Texas Rangers: Chris Getz

Adrian Beltre: 'It's all on me today'

May, 14, 2012

ARLINGTON, Texas – When Ron Washington discusses Adrian Beltre's performance at third base, it’s usually with awe.

Not Monday night.

[+] EnlargeAdrian Beltre
AP Photo/Tony GutierrezAdrian Beltre reacts after his throwing error kept the Royals' fifth inning alive, leading to two runs in the Rangers' 3-1 loss.
“Unfortunate that the guy who made the mistake is one who don’t make many,” Washington said after Beltre’s error was a critical play in the Rangers’ 3-1 loss to the Royals. “But in the game of baseball, that happens.”

And, in the game of baseball, first-place teams occasionally lose to bottom-feeders. In this case, the result was directly related to a rare fielding faux pas by the three-time Gold Glove third baseman.

Scott Feldman appeared to finish up an outstanding spot start by getting Kansas City’s Chris Getz to hit a grounder to Beltre for what would have been the third out of the fifth inning. Beltre’s throw pulled first baseman Michael Young off the bag, cracking the door for the Royals to get some damage done against Feldman.

After Getz stole second, Alcides Escobar hit a line drive to center that a diving Craig Gentry couldn’t keep from hitting the grass, scoring two runs to give the Royals the lead for good.

“It’s bad that he could have lost when he pitched so well,” Beltre said. “It’s all on me today.”

Well, it didn’t help that the only damage the Texas bats inflicted on Royals starter Bruce Chen and the Kansas City bullpen was a 416-foot blast into the club level off of Nelson Cruz’s bat. But Beltre’s point that his errant throw was the critical play in the game is accurate.

Beltre was playing third base for only the third time this month, but he said his tender hamstring had no impact on the play. His mistake, Beltre said, was not getting a better grip on the ball.

“I don’t know how much time I had, because I knew it was a fast guy,” Beltre said. “But he didn’t hit the ball soft, so maybe I had time. I should have taken the time, got a four-seam (grip) and made a good throw. That was big. It would have been a huge difference in the game.”

C.J. Wilson strives for efficiency, low walks

February, 28, 2011
SURPRISE, Ariz. -- For all the great numbers C.J. Wilson posted in his breakout season -- 15 wins, 3.35 ERA, 204 innings, 170 strikeouts -- he had two forgettable numbers: 93 walks, second-most in the major leagues, which led to an average of 16.9 pitches per inning, the ninth-highest mark in the majors.

In Sunday's Cactus League Opener, Wilson didn't walk a batter, but he didn't have his best control and needed 40 pitches to get through two innings.
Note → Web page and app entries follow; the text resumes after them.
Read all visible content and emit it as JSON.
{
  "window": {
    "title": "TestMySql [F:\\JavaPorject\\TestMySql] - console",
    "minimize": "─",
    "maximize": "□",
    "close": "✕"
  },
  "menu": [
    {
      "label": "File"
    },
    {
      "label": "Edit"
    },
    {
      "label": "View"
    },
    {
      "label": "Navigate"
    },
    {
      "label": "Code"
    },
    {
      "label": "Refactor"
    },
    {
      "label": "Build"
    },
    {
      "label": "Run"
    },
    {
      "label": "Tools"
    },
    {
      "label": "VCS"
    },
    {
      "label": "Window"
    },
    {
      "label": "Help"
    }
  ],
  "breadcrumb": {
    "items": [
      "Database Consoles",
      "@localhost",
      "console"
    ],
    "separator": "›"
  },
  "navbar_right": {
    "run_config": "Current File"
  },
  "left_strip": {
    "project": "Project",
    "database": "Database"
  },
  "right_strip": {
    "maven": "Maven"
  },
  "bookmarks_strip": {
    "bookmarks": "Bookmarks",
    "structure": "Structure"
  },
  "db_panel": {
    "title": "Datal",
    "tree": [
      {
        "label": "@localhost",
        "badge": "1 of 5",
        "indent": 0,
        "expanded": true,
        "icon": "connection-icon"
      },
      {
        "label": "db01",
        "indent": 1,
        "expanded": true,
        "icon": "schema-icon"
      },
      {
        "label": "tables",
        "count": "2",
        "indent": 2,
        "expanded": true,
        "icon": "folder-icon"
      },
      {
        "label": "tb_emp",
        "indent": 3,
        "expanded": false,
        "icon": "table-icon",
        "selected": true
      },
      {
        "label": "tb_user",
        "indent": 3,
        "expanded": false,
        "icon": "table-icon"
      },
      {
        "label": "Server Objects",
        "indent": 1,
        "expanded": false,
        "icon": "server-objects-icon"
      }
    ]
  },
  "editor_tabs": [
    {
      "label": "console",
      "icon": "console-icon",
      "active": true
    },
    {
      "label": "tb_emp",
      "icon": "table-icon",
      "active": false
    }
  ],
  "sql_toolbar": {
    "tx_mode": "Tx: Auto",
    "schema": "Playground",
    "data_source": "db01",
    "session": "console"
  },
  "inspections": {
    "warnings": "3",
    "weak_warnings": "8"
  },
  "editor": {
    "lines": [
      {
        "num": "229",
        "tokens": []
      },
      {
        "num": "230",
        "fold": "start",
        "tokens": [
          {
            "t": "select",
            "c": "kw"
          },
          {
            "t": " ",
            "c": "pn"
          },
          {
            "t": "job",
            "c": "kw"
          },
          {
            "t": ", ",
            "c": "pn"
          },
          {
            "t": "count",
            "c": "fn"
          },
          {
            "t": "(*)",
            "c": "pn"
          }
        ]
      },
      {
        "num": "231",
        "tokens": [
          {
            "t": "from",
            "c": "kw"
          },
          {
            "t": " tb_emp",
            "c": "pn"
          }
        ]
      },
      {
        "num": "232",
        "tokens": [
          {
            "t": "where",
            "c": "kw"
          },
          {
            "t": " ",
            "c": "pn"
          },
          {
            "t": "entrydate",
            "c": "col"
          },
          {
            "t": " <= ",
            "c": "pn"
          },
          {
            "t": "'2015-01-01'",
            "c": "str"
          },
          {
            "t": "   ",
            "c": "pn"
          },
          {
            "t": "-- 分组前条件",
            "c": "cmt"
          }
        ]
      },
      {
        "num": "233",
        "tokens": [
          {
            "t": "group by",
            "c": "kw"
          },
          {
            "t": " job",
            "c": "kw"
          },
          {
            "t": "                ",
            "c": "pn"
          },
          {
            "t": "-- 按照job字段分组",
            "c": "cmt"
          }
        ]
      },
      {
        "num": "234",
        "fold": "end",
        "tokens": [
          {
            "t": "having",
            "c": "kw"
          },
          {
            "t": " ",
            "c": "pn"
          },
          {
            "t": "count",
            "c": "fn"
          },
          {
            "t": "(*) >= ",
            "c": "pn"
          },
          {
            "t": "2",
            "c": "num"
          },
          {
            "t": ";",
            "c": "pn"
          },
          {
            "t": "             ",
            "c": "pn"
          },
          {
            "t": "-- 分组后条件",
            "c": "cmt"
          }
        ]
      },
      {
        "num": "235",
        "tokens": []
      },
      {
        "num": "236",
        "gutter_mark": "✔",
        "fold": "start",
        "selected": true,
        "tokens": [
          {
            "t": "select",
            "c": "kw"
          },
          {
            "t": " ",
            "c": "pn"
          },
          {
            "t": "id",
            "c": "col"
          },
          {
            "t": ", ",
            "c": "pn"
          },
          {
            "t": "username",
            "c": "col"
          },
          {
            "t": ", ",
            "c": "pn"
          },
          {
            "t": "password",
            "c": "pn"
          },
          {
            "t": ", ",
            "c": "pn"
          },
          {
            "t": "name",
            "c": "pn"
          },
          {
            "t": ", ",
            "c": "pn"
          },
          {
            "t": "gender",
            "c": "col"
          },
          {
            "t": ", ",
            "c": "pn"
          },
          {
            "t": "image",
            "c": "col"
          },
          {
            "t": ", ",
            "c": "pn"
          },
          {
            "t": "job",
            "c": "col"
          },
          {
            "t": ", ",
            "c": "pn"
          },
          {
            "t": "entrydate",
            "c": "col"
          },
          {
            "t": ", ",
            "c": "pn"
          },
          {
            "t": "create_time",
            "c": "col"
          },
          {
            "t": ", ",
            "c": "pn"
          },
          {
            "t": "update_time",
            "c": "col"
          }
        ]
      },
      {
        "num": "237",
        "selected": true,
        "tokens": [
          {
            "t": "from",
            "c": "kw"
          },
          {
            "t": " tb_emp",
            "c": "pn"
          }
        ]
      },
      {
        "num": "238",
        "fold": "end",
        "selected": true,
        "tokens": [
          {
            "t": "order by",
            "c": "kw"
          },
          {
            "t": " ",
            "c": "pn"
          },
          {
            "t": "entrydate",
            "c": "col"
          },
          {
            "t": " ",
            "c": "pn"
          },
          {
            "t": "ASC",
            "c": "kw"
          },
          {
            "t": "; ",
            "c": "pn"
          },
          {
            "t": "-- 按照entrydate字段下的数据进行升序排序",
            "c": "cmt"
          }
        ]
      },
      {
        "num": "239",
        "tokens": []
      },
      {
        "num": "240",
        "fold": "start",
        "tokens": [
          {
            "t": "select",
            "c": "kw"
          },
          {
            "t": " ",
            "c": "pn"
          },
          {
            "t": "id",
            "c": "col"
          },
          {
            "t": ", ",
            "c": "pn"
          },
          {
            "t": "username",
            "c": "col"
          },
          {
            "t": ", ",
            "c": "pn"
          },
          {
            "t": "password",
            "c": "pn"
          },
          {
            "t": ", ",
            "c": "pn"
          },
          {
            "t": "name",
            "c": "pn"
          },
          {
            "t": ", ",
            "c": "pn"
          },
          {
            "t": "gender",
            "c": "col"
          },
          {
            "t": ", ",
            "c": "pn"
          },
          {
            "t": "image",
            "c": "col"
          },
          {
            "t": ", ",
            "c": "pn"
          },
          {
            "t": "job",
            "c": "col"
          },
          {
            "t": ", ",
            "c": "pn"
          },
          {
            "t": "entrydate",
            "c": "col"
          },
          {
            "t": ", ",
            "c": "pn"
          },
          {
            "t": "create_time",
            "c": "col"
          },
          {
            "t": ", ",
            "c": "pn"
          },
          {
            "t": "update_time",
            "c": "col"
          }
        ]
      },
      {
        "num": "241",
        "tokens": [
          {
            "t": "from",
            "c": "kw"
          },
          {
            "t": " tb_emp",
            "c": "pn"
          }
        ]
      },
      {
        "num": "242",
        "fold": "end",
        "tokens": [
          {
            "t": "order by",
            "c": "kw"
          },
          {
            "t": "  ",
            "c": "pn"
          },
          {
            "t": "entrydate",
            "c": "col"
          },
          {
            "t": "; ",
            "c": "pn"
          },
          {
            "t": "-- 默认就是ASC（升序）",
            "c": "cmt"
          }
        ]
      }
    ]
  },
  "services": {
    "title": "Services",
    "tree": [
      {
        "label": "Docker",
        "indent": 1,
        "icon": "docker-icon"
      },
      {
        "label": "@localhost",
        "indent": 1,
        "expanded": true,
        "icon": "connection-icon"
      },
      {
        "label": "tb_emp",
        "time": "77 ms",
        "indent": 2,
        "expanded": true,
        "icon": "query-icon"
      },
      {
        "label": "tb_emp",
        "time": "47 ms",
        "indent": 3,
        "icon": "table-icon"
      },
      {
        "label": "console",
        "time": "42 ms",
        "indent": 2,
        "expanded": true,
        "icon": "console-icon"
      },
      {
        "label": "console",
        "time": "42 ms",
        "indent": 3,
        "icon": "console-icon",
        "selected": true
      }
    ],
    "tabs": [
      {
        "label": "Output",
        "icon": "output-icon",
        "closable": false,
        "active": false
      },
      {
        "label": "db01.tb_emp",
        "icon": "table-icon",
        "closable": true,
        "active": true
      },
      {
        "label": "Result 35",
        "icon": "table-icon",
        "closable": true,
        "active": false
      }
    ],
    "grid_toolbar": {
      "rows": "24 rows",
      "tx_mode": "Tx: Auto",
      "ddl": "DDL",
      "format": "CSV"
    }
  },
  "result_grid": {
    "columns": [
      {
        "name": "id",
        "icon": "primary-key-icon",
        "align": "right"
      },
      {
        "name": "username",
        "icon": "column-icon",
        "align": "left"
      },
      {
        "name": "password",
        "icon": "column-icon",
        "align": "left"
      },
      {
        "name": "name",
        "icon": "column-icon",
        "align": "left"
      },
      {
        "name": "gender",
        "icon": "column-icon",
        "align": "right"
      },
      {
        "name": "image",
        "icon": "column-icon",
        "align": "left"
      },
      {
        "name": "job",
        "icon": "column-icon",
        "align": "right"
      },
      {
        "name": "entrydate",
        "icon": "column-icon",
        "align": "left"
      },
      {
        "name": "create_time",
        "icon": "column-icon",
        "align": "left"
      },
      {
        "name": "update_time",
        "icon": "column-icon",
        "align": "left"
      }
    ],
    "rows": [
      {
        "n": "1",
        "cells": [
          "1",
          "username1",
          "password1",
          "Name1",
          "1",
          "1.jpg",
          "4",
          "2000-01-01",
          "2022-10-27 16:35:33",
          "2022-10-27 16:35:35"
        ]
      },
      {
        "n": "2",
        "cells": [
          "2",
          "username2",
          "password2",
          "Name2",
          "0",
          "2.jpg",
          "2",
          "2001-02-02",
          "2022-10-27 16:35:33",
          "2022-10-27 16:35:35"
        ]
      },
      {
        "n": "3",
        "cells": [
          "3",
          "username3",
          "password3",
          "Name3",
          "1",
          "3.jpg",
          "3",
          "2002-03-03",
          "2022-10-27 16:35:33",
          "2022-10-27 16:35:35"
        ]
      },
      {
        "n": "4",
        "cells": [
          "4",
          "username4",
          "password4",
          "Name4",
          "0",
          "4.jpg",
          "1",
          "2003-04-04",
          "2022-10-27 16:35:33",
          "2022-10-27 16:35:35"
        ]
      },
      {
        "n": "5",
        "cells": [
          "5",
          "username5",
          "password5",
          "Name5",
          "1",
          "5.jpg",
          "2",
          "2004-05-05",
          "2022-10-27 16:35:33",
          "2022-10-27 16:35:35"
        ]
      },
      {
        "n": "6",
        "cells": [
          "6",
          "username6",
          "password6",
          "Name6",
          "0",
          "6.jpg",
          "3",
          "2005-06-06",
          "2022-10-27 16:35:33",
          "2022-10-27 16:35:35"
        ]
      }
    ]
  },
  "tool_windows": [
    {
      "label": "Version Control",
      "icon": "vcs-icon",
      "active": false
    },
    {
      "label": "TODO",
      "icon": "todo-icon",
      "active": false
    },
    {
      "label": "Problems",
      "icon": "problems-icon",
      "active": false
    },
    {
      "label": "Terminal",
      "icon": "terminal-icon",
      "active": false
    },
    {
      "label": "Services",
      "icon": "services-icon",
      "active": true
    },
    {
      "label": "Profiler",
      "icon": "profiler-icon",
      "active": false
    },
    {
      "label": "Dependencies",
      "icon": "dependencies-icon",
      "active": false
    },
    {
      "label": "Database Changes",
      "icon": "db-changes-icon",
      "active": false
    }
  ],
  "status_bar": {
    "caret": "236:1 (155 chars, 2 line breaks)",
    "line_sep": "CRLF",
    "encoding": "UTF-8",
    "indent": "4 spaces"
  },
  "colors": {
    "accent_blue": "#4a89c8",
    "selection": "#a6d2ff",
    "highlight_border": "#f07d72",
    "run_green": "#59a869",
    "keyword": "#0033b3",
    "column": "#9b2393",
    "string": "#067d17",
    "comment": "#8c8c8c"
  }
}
The first three Kansas City Royals reached base and two scored before Wilson retired the next six batters he faced.

"I was out of it a little bit, out of my normal rhythm or my normal tempo," said Wilson, who struck out two. "I’ve been changing and refining my delivery over the last six months, so it’s something that’s still going to be a work in progress. That’s why we have another month here to iron it out."

Wilson has made the incredible jump from bullpen hand to experimental starter last season to No. 1 starter who will take the mound on Opening Day against the Boston Red Sox. Before then, Wilson said his primary focus is to reduce his number of pitches by being more efficient early in the count.

He threw 24 pitches in the first inning and fell behind two of the first three batters he faced, but he did get a first-pitch strike to four of the six batters he faced.

"I think the walk total is a component of a larger issue," Wilson said. "If you get ahead in the count more often, than hitters are going to be forced to be more aggressive even if you are out of the strike zone with your second pitch, your third pitch. The goal is to throw as few strikes as possible, but if you throw them right away then you’re not throwing that many pitches at all."

Wilson threw 3,341 pitches last season, 16th most in the majors in 204 innings. But, his 16.9 pitches per inning is higher than any of the 15 pitchers that threw more total pitches.

In Sunday's 16-pitch second inning, Wilson, who threw five different pitches including a couple of 77-mph curveballs, need eight pitches to get Chris Getz to ground, and then threw six pitches, including three consecutive balls after getting ahead of Alcides Escobar 0-2, but got a grounder to third and avoided a two-out walk .

"The one thing I am good at is minimizing guys hitting the ball over the fence. I proved that the last couple of years; it’s not something that happens very often," Wilson said. "So, if I take the walk total down a lot by having my mechanics more consistent which leads to more first-pitch strikes then it’s all going to go hand-in-hand."



Yu Darvish
10 3.06 182 144
BAA. Beltre .325
HRA. Beltre 17
RBIA. Beltre 67
RA. Beltre 66
OPSA. Beltre .876
ERAY. Darvish 3.06
SOY. Darvish 182